I’m attempting to prove that. I have almost no experience wrenching but, armed with a starter toolbox courtesy of GearWrench, I’ve started to tinker with the Tahoe. As of now I’m focusing on simple jobs—propping the broken window, fixing the door handle, replacing the climate control blend door actuators—but everything looks so simple that I’ll soon summon the confidence to attack bigger jobs. First, though, I might get a full health report from a competent shop, both to figure out what to prioritize and to handle any work that requires a lift. (Editor’s Note: Some buyers have a used car inspected before purchasing it. We call these people “normal” or even “wise.”)
Even if I spend $2000—a tough feat when parts are this cheap and plentiful—I’d still be in less than $5000 deep on a rust-free truck with great all-terrains and an engine that’s always worth fixing. Crucially, though, I will have to rely on myself as much as the truck. Instead of charging headfirst into the backcountry, I’ll tip toe my way out of my comfort zone. The first five-hundred mile camping trip is already done, with a one-mile section on unmaintained but easy dirt. The next trip will likely push deeper into the dirt, then onto rocks, but still within hiking distance of civilization.

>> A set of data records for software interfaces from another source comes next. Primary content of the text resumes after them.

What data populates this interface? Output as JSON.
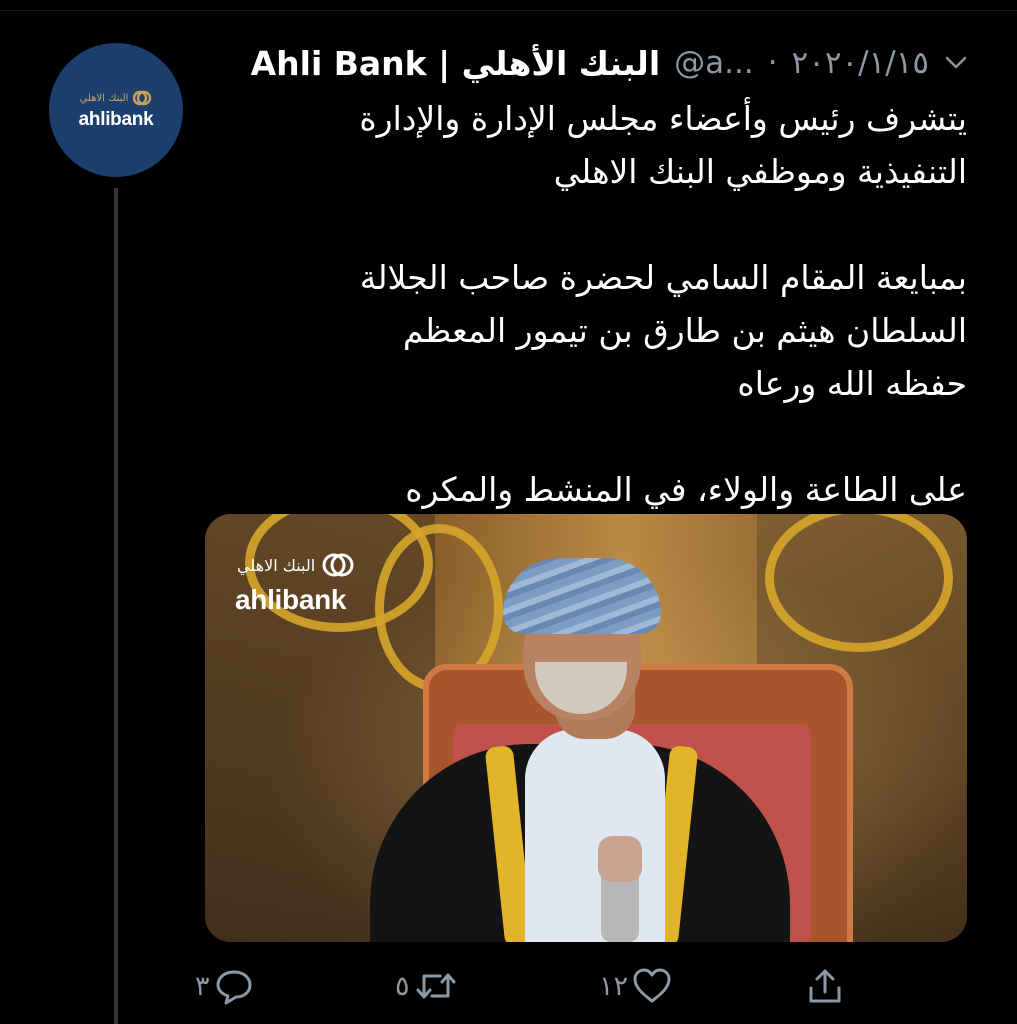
{
  "tweet": {
    "display_name": "Ahli Bank | البنك الأهلي",
    "handle": "@a...",
    "separator": "·",
    "date": "٢٠٢٠/١/١٥",
    "text_lines": [
      "يتشرف رئيس وأعضاء مجلس الإدارة والإدارة",
      "التنفيذية وموظفي البنك الاهلي",
      "بمبايعة المقام السامي لحضرة صاحب الجلالة",
      "السلطان هيثم بن طارق بن تيمور المعظم",
      "حفظه الله ورعاه",
      "على الطاعة والولاء، في المنشط والمكره"
    ]
  },
  "avatar": {
    "arabic": "البنك الاهلي",
    "english": "ahlibank"
  },
  "media": {
    "logo_arabic": "البنك الاهلي",
    "logo_english": "ahlibank"
  },
  "actions": {
    "reply_count": "٣",
    "retweet_count": "٥",
    "like_count": "١٢"
  },
  "colors": {
    "background": "#000000",
    "secondary_text": "#8b98a5",
    "avatar_bg": "#1d3f6e",
    "brand_gold": "#c9a25b",
    "thread_line": "#333639"
  },
  "icons": [
    "chevron-down-icon",
    "ahlibank-logo-icon",
    "reply-icon",
    "retweet-icon",
    "like-icon",
    "share-icon"
  ]
}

True days-away-from-civilization trips won’t start until I’ve handled bush repairs, recoveries, and adverse weather on my own. Any cosmetic damage along the way won’t matter because the truck barely has paint to protect, and any bigger damage will be to a $2500 beater rather than a $50,000 investment. Since I didn’t spend all of my budget on the rig, I also have savings left in case I need an emergency recovery, hotel stay, or big-ticket repair. The limiting factor for now is time as, like most Americans, I can’t consistently take week-long off-grid trips. When I eventually work my way up to one, it’ll be with other vehicles for redundancy, emergency supplies for getting stranded, and emergency satellite communicators to call for help. I’ll set out not for the most ambitious place I know I can reach, but the most ambitious place I think I can reach.
That is the goal. But there’s no rush to get there. Adventuring isn’t about cutting a check to the car manufacturer or upfitter who solves every problem for you. It’s about encountering problems, learning which ones you like solving, and solving them. Not finding new views, but earning them, through ingenuity, preparation, and gumption. A vehicle that gets you there without fuss or difficulty is a helicopter. A vehicle that gets there through thoughtful preparation, limit-pushing terrain, and sheer force of will is an adventure rig. After all, if my dried-up worn-out Tahoe ever gets to the summit of a 13,000-foot mountain or the top of a treacherous canyon or the gates of the Arctic, it’ll be because I got it there.